Bundy went on to kill many, many other women. From January to June 1974, he averaged out at one murder a month, and didn’t stop there. All of the victims were young, beautiful women, with dark long hair usually parted down the middle. This type of girl became Bundy’s ideal victim, and after his arrest it wasn’t lost on the police just how much these women resembled Stephanie Brooks.
In autumn of 1974, Ted was living in Salt Lake City, Utah, when he was arrested on suspicion of burglary. When the police searched his car after pulling him over for erratic driving, they found items such as handcuffs, panty hose with eyes cut out to make a mask and various tools.
After a surviving Bundy victim, Carol Da Ronch, identified Ted as the man who attacked her, police had enough to indict him for kidnapping. A team of police was formed, and after reviewing evidence given by Da Ronch and the items found in Ted’s car, they became convinced he was the serial killer they had been searching for.
Although the case against him was currently weak, it seemed Ted wasn’t content with staying in prison. In 1977, he broke out through the prison library. He was apprehended just six days later, but managed to break out of prison a second time just six months after his first breakout. Once police found him, Ted was to be in jail for the rest of his life.
The trial was a media frenzy. Ted, who had trained in law, elected to represent himself with a team of lawyers for support. It’s well documented that he fought with and dismissed several members of his legal team over the course of his trial.
On July 24th, 1979, the jury took just seven hours to find him guilty of two counts of murder and three counts of attempted murder. He was sentenced to death. On February 10th, Bundy was sentenced to death for the third time on remaining charges.
Before his execution, Ted undertook various interviews with both police and media. He revealed that he was exposed to violent pornography at a young age, and laid some of the blame of his actions on this. He also admitted that he revisited some of his victims dump sites, performing sexual acts with their corpses and going as far as to apply make-up and even wash the hair of his victims.
Ted Bundy was executed by electric chair on the 24th January 1989. He was 42 years old.
Bundy showed us that not all serial killers are deformed, social rejects who skulk in the shadows. He was good looking, charming, intelligent and seemingly caring, he just did a very good job of hiding his murderous side.
As the media followed Ted’s life and trial closely, printing stories about him and creating sensational headlines, he has become an almost celebrity. To this day, there are still women who call themselves ‘Bundyphiles’ who are obsessed with this man.
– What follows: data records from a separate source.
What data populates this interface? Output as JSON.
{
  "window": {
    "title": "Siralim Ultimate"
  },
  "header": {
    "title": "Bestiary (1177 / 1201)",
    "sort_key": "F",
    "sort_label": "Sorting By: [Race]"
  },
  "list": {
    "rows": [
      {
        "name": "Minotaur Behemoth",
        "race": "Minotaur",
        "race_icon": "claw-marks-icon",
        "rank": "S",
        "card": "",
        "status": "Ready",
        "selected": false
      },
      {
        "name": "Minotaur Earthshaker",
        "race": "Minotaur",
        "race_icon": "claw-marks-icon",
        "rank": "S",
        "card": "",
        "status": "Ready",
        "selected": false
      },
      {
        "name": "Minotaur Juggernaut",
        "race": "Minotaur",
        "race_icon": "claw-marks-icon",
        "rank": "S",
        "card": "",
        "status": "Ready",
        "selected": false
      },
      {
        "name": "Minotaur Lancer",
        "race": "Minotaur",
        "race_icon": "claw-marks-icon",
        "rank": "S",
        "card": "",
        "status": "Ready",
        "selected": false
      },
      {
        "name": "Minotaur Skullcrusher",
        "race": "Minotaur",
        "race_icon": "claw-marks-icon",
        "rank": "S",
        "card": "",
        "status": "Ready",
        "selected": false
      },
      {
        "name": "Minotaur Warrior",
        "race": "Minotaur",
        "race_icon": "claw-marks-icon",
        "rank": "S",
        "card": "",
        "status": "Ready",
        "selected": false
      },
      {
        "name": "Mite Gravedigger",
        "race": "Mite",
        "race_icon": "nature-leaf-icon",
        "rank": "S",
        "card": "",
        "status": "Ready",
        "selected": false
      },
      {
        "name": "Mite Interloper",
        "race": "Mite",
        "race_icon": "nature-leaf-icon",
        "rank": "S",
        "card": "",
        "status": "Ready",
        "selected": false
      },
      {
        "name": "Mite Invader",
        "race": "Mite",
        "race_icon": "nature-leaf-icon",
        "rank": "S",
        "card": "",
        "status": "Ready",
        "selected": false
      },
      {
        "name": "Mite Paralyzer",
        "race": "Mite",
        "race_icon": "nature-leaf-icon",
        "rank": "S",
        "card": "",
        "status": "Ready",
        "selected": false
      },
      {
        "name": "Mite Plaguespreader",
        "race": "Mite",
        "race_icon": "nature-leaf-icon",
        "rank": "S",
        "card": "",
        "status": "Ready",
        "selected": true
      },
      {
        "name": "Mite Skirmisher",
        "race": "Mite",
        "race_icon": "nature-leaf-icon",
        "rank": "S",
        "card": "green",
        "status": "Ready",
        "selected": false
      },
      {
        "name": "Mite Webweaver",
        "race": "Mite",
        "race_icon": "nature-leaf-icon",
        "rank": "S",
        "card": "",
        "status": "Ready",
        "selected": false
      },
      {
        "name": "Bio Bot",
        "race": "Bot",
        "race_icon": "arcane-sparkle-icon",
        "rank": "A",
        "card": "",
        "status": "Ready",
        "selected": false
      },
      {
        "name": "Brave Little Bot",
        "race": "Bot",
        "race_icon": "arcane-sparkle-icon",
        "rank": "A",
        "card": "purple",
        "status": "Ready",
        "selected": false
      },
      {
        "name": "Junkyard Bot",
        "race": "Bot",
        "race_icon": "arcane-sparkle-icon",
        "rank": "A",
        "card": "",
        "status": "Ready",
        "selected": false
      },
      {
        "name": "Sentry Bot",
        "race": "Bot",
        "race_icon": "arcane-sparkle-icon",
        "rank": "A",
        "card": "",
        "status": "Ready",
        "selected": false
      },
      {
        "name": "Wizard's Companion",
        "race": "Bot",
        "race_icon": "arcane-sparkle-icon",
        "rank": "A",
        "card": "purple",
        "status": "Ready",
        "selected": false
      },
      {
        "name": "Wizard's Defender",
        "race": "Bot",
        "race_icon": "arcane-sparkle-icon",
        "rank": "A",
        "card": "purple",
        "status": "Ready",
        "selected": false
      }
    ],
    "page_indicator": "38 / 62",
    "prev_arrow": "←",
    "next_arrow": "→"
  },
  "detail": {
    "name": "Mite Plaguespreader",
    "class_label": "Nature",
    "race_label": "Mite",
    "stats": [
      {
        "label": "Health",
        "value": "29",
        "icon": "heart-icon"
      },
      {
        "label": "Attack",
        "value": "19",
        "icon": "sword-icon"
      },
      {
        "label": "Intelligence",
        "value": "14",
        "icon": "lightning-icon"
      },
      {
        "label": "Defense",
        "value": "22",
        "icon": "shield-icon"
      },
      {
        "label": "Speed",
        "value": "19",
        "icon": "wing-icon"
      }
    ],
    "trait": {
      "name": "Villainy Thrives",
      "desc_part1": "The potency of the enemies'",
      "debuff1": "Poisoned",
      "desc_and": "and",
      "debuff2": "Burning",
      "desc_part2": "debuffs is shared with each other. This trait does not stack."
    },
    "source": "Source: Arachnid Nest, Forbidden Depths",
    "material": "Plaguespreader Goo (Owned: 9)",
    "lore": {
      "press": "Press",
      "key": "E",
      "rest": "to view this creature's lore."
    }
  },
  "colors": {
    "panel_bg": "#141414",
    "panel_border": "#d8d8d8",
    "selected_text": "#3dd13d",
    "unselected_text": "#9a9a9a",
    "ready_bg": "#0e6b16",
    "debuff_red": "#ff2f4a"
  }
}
His charm seems to have lived beyond his body and mind. We may never know exactly why Ted did what he did, but I believe that through his terrible actions, he opened the eyes of the public, showing them that some monsters hide beneath the surface.